Dennis agreed that older people have valuable life experience but noted that young people also have insights they can offer that may be helpful to older generations, and that this kind of respectful connection can benefit both groups.
“Having an intergenerational experience helps kids formulate the reasons for a position they have to present to the older people, and the older people realize that young people have something to offer too,” said Dennis.
Dennis has worked with teachers who have invited veterans to come in and speak about their experiences with students and also designed a poetry curriculum, inviting Indigenous older adults to come and work with students to craft their pieces. By bringing these two groups together, Dennis said, they can develop what she calls “intergenerational reciprocity” by building bridges and learning from each other rather than one group telling another what to do.
One technique Dennis highlights is a talking stick, which is passed around a group and invites whoever is holding the object to speak without being interrupted.
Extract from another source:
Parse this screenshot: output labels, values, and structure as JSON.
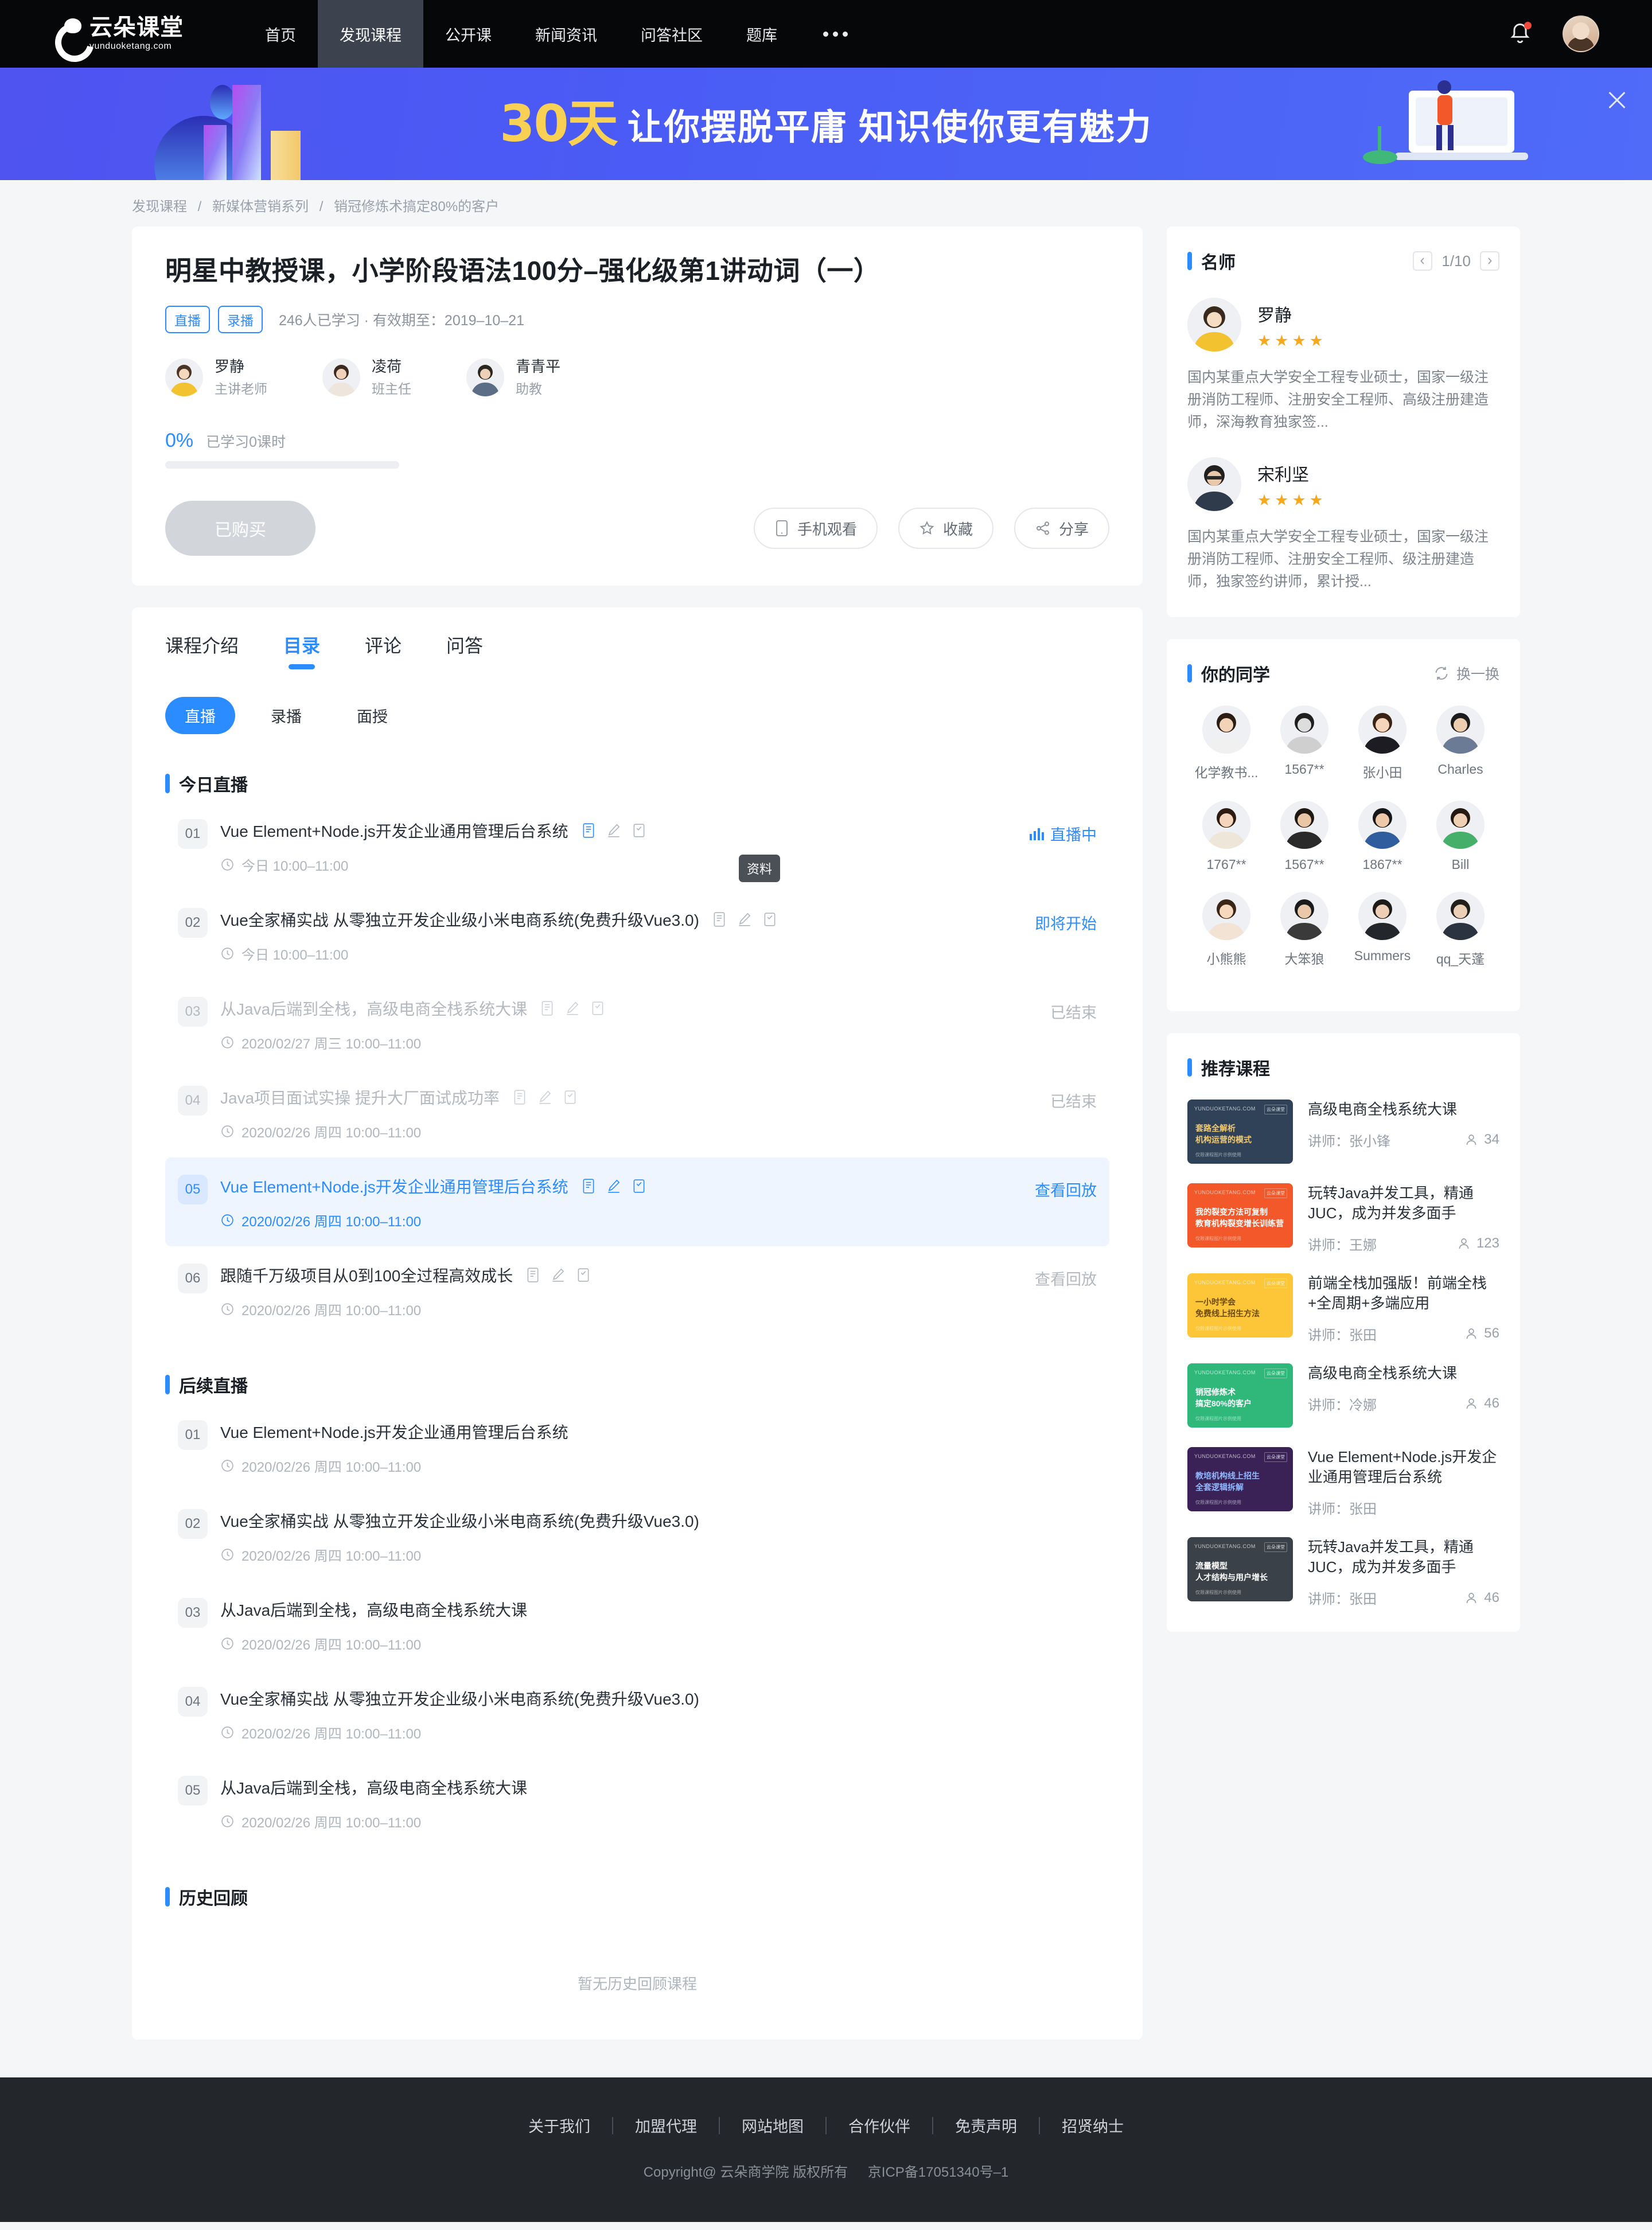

“Young people are learning how to be quiet and listen, which is not what we teach in schools, and adults are learning at the same time that children are innovative in their thinking,” she said.
Like Fitzpatrick, Kaplan also emphasizes that students will benefit from intergenerational learning when both groups invest at least three months or more of weekly engagement rather than a single “show and tell lecture.” That gives everyone time for ice breakers, where they get to know and trust each other, as well as for chances to share personal experiences that can lead to deeper understanding and eventual learning moments between the two groups. He also said this kind of opportunity can fit into any curriculum.
“Intergenerational work adds an extra dimension to the learning for any subject area,” he said.
But to Kaplan, one of the key benefits of intergenerational learning is the development of reciprocity. Here, everyone is seen both as a teacher and a learner, said Kaplan. However, to succeed, both groups need to be willing to respect the others’ boundaries, particularly if someone doesn’t want to delve too deeply into the details of their lives.
Still, when a connection develops over time and through trust, both students and members of older generations can walk away with a benefit far beyond the academic lessons shared.
“They can share their own story, find commonality, and increase their understanding,” he said. “Everyone is learning.”